Running head: A REVIEW OF POLICY A Review 2may go unnoticed longer because of a lack of dysuria, which is a normal symptom. In many patients with neutropenia and infection, the only sign will be a fever, which may not be pronounced
(Coughlan & Healy, 2008).
In fact, severe neutropenia is a very real threat that cancause even death. Approximately 70%-75% of deaths from acute leukemia and 50% of deaths in patients with solid tumors are related to infection secondary to neutropenia (Larson & Nirenberg,2004). Commonly a chart is used to explain the varying degrees of neutropenia.
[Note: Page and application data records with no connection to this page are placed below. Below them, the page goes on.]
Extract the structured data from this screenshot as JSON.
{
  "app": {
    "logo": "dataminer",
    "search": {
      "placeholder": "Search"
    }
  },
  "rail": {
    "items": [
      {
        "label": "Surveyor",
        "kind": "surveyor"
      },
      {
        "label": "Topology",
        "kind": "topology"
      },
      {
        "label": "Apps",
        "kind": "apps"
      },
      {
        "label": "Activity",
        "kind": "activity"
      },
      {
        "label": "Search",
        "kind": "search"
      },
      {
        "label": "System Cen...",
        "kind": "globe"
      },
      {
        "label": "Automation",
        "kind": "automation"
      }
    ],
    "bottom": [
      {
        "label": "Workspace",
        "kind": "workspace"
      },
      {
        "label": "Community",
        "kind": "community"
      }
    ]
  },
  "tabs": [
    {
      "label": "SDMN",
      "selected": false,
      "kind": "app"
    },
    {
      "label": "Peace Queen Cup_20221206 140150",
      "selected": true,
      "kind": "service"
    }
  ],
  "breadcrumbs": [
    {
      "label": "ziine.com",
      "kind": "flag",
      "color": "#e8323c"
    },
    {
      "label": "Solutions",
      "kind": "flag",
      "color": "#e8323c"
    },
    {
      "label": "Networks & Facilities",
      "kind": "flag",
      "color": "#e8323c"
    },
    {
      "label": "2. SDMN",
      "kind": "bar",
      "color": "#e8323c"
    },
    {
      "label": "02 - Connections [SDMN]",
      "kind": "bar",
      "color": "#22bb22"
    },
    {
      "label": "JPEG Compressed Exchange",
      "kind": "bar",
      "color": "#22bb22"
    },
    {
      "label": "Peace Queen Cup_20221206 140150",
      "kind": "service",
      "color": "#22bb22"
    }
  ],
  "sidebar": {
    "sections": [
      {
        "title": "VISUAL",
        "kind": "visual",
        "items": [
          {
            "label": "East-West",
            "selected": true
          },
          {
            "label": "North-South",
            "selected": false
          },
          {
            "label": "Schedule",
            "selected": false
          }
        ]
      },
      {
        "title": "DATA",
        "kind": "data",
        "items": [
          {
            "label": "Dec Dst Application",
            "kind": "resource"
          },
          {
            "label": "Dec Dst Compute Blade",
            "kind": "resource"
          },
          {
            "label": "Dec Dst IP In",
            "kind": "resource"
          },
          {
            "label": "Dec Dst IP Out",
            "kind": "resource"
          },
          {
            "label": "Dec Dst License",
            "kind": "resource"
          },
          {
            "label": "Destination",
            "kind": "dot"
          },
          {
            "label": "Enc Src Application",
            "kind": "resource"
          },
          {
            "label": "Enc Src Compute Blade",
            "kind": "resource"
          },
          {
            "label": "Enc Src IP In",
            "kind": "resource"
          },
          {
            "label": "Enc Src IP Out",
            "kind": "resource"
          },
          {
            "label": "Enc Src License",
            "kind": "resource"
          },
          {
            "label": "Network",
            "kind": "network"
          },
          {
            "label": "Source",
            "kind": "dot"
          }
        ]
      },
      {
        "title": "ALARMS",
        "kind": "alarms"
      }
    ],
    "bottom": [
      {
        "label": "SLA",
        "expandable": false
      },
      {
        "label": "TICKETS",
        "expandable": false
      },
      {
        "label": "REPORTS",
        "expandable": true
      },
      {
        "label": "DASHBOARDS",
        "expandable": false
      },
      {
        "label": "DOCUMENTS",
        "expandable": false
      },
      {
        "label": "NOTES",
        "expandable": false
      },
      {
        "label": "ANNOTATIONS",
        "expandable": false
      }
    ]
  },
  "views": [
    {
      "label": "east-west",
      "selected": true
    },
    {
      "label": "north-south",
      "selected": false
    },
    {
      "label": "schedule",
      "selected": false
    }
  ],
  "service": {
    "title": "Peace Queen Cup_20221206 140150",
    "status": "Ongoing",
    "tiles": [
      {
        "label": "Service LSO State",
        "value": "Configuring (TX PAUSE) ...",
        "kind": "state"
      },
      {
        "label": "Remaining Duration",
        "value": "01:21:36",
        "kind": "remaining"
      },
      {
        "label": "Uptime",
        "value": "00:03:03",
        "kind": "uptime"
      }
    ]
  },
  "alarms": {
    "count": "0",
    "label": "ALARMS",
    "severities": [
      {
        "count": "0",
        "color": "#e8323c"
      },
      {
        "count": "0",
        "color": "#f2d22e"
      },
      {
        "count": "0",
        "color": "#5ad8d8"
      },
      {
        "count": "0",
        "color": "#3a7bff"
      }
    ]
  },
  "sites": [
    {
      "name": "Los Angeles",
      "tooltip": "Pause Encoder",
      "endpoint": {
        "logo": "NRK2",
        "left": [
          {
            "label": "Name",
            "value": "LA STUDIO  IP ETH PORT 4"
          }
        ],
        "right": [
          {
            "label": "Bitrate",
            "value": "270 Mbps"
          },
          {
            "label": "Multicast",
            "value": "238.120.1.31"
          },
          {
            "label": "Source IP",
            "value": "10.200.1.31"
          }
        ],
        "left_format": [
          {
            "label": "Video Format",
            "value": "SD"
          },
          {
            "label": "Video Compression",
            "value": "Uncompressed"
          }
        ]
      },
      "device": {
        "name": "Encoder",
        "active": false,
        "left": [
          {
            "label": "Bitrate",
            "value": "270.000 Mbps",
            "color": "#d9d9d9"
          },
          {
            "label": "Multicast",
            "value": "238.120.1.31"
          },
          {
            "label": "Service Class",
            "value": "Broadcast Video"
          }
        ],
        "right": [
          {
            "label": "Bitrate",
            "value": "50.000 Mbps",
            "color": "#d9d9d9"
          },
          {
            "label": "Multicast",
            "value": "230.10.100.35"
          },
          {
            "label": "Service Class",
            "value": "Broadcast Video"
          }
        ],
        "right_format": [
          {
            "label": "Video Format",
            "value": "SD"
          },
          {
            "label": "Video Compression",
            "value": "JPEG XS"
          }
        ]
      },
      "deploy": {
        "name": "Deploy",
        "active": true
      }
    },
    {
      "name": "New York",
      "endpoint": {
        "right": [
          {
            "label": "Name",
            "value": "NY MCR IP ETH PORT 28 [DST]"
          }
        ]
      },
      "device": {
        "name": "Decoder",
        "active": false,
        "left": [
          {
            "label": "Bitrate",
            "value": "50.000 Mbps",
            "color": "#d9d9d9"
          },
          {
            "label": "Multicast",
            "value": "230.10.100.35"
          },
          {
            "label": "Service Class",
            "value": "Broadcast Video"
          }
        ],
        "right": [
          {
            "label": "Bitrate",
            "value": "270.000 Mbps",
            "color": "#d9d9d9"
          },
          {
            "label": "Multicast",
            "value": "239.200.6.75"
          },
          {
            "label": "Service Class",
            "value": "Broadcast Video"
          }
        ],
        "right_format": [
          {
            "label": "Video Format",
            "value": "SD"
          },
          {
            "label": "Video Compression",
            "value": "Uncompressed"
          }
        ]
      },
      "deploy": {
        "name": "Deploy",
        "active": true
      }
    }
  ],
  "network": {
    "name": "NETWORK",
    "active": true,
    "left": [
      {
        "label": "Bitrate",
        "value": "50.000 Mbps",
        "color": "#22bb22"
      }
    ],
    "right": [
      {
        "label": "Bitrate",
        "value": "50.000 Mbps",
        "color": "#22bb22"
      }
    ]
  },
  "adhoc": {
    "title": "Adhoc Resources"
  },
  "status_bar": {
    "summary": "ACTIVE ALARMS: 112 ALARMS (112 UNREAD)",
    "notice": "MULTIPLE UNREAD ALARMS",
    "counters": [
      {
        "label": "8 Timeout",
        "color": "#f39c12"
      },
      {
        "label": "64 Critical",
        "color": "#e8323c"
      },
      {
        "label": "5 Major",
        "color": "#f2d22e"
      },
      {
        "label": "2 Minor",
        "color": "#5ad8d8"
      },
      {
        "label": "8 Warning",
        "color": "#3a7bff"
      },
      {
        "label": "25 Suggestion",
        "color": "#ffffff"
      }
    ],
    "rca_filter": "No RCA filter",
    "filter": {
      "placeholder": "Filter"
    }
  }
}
CRMC uses thefollowing chart which agrees with the literature:ANC Risk for infection> 2000 not significant1,500 – 1,900 minimal1,400 – 1,000 moderate900 – 500 severe< 500 life-threateningBecause of the high risk of infection in a patient with neutropenia, there are far-reaching long-term effects of the lifestyle of the patient. First of all they must deal with the direct side effectsof neutropenia itself. The patient with neutropenia is susceptible to getting infected from their own normal body flora. They are also predisposed to getting infection from other normally non-threatening situations that people with a normal white blood cell count don’t have to worry about(Lewis et al., 2007). In order to avoid severe neutropenia, physicians are often forced to delay or reduce chemotherapy doses which in turn affect patient outcomes. The need for delaying patienttreatment adds anxiety and lowers their quality of life as their treatment course is lengthened(Nirenberg, Bush, Davis, Friese, & Gillespie, 2006). Required vigilance to avoid infection,crowds, certain foods, and constantly watch for mouth and skin sores can decrease the patient’swillingness to continue treatment. They may feel they have a lowered general quality of life because of the need to lower the risk of life threatening infections, but good education and hopethat these interventions will work in the end can give them encouragement.